(Website and app data records)
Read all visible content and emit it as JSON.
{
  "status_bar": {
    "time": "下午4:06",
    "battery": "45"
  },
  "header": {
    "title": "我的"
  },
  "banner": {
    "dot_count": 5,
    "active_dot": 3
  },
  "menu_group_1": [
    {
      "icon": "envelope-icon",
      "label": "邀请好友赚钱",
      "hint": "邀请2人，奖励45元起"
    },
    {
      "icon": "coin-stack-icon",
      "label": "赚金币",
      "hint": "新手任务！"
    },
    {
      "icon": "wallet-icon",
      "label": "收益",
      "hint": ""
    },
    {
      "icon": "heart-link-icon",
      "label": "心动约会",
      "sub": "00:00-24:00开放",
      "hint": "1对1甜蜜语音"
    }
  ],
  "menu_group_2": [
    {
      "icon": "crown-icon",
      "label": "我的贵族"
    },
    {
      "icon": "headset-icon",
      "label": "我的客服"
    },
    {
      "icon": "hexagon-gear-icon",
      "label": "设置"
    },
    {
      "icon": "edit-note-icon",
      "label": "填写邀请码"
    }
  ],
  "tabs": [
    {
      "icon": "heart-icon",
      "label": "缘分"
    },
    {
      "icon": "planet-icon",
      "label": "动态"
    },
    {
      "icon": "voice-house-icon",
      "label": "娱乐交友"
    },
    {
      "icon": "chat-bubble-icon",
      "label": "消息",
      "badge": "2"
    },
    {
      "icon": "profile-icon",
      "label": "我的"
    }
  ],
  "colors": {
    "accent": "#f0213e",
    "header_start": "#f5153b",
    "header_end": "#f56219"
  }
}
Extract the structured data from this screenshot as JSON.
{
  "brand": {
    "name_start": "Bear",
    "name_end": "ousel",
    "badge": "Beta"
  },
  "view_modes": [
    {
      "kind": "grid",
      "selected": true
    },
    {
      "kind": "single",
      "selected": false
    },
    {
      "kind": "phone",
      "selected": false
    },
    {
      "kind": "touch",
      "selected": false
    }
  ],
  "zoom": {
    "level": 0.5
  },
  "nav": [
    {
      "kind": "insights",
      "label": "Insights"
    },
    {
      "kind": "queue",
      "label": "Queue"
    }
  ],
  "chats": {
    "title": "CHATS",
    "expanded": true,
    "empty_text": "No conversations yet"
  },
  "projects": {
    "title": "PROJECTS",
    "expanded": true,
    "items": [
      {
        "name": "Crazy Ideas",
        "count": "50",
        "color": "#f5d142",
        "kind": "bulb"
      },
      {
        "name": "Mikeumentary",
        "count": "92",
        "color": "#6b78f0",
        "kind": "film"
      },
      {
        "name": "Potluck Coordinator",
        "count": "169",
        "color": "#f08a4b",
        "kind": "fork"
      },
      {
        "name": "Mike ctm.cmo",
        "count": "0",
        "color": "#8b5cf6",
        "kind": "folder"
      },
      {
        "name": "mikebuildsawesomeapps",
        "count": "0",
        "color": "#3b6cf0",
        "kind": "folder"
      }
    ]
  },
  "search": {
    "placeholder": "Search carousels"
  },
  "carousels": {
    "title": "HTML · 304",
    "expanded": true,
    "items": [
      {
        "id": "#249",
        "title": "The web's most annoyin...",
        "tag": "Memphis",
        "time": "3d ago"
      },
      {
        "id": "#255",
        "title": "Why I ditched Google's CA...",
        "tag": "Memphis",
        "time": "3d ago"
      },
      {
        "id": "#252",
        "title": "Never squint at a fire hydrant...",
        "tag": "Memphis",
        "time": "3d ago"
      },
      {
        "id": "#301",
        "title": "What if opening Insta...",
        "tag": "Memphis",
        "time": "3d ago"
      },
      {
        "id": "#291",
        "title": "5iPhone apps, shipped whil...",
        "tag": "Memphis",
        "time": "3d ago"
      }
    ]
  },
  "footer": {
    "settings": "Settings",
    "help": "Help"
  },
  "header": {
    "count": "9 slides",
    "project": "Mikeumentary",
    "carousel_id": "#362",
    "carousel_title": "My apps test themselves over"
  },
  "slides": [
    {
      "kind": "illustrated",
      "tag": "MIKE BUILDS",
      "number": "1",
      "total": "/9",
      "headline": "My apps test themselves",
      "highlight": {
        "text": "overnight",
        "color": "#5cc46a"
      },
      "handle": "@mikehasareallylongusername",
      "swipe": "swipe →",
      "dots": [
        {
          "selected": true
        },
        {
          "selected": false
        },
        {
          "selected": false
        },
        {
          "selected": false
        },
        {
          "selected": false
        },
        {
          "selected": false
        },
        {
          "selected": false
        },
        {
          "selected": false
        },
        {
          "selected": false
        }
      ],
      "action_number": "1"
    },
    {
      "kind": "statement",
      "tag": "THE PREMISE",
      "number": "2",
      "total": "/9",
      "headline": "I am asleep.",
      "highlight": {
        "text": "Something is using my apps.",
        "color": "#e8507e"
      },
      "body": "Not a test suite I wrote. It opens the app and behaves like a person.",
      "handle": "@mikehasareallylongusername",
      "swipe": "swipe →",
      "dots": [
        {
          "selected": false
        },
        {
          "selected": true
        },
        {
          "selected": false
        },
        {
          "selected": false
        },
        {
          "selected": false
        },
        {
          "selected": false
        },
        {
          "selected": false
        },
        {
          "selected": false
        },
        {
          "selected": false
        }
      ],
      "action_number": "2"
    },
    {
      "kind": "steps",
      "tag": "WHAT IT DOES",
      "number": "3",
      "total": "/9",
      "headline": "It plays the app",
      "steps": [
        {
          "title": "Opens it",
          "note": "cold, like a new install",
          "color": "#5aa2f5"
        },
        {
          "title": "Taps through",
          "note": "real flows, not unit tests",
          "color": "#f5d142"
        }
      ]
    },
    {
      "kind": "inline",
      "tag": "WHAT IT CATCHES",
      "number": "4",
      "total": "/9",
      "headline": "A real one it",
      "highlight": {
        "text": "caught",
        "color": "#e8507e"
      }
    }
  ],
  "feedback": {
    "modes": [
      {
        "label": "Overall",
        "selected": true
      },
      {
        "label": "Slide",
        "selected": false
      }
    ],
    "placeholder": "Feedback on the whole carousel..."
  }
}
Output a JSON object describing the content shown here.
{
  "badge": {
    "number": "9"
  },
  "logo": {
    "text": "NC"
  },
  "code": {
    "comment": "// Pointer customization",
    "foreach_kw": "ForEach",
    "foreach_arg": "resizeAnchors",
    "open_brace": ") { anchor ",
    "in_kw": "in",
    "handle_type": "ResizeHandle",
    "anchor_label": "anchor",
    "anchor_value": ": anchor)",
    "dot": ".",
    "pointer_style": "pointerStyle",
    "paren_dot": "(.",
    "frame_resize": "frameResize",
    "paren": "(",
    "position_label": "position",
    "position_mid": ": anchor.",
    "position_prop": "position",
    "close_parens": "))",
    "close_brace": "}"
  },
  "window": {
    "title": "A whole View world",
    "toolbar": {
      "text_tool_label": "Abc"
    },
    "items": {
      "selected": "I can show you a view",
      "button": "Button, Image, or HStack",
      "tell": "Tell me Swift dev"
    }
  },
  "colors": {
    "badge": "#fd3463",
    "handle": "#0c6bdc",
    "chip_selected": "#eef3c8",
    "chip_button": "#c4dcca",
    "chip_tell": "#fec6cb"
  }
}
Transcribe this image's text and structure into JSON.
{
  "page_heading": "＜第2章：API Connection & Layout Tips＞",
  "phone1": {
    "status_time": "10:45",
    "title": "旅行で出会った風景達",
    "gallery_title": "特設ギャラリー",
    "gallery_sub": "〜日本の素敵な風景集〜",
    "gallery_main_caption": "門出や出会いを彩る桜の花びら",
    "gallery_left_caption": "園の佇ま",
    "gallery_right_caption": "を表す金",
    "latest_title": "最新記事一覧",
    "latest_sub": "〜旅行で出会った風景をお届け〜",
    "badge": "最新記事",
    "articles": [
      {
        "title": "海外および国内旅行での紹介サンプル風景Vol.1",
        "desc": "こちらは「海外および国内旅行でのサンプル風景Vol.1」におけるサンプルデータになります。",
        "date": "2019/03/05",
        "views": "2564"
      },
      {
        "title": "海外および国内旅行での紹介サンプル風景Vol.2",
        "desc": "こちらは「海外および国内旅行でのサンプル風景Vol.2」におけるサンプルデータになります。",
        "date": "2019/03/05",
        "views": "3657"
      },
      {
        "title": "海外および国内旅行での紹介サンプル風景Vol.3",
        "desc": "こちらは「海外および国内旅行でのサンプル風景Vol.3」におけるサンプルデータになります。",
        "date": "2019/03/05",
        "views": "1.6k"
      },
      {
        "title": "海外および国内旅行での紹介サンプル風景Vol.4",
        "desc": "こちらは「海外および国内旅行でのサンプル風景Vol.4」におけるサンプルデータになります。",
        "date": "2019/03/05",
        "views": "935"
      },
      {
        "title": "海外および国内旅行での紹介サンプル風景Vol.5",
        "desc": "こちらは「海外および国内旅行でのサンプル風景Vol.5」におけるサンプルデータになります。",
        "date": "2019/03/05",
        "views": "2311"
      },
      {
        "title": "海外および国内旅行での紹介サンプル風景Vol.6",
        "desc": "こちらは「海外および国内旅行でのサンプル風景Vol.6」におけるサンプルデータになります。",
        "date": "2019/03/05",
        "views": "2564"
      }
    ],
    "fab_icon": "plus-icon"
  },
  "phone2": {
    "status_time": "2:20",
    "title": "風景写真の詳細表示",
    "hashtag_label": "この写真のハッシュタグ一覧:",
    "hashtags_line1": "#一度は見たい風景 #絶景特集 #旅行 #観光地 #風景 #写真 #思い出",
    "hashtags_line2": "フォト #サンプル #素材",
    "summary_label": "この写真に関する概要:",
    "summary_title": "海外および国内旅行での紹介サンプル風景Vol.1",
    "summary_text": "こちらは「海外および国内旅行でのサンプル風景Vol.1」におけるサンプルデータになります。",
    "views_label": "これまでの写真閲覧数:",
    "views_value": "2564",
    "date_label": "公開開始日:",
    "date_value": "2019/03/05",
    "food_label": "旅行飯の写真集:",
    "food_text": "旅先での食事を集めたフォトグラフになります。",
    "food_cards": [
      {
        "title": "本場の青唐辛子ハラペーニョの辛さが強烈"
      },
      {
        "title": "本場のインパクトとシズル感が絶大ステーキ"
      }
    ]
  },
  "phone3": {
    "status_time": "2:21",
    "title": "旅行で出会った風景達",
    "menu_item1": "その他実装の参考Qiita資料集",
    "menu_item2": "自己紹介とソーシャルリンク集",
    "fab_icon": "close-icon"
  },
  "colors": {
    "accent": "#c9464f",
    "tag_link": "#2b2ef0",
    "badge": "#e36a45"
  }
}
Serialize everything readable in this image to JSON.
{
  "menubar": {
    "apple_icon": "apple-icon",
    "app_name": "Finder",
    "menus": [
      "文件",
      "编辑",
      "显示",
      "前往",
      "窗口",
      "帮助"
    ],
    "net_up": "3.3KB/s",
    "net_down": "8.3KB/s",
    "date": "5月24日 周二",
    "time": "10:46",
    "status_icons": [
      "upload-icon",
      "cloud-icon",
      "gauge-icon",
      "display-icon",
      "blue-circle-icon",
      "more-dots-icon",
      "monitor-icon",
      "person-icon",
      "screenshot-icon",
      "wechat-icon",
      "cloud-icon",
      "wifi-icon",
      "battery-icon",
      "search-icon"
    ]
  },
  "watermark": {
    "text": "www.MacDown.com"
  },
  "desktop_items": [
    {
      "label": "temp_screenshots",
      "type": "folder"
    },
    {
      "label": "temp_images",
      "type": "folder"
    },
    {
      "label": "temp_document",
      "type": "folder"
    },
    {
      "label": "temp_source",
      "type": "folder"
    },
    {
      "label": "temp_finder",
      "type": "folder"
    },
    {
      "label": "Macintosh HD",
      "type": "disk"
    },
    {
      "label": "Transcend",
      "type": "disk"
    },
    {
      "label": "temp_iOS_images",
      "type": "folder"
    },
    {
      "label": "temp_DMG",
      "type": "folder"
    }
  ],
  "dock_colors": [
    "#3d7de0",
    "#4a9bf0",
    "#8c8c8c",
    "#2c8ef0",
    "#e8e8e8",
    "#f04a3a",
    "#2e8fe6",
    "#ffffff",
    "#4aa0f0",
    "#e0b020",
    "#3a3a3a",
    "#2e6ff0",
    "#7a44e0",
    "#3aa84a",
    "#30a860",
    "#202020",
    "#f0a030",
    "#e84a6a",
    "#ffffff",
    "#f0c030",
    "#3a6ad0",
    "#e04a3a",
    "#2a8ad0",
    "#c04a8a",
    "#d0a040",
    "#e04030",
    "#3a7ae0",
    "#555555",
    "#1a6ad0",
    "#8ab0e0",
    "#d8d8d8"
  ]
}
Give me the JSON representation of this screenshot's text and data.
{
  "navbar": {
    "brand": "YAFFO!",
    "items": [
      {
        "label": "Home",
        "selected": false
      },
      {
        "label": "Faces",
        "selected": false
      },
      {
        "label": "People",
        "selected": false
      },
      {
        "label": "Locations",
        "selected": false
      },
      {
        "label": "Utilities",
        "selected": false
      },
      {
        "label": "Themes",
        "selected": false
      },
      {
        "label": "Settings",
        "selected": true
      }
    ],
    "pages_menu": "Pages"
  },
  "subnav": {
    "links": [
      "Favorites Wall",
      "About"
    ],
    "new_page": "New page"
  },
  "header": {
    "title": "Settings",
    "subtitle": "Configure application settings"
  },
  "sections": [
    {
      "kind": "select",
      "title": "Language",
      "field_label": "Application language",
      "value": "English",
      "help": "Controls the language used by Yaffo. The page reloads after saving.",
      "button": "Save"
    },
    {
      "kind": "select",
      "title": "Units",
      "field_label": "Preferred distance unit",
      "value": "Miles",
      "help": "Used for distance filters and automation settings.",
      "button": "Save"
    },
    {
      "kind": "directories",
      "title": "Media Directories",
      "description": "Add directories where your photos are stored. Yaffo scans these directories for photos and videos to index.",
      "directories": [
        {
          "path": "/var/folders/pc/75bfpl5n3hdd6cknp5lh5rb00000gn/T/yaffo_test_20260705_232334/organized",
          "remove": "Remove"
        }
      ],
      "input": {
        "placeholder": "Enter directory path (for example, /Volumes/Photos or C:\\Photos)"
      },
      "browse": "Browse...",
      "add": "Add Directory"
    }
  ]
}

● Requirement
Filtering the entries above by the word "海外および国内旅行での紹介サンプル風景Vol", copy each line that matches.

● Answer area
        "title": "海外および国内旅行での紹介サンプル風景Vol.1",
        "title": "海外および国内旅行での紹介サンプル風景Vol.2",
        "title": "海外および国内旅行での紹介サンプル風景Vol.3",
        "title": "海外および国内旅行での紹介サンプル風景Vol.4",
        "title": "海外および国内旅行での紹介サンプル風景Vol.5",
        "title": "海外および国内旅行での紹介サンプル風景Vol.6",
    "summary_title": "海外および国内旅行での紹介サンプル風景Vol.1",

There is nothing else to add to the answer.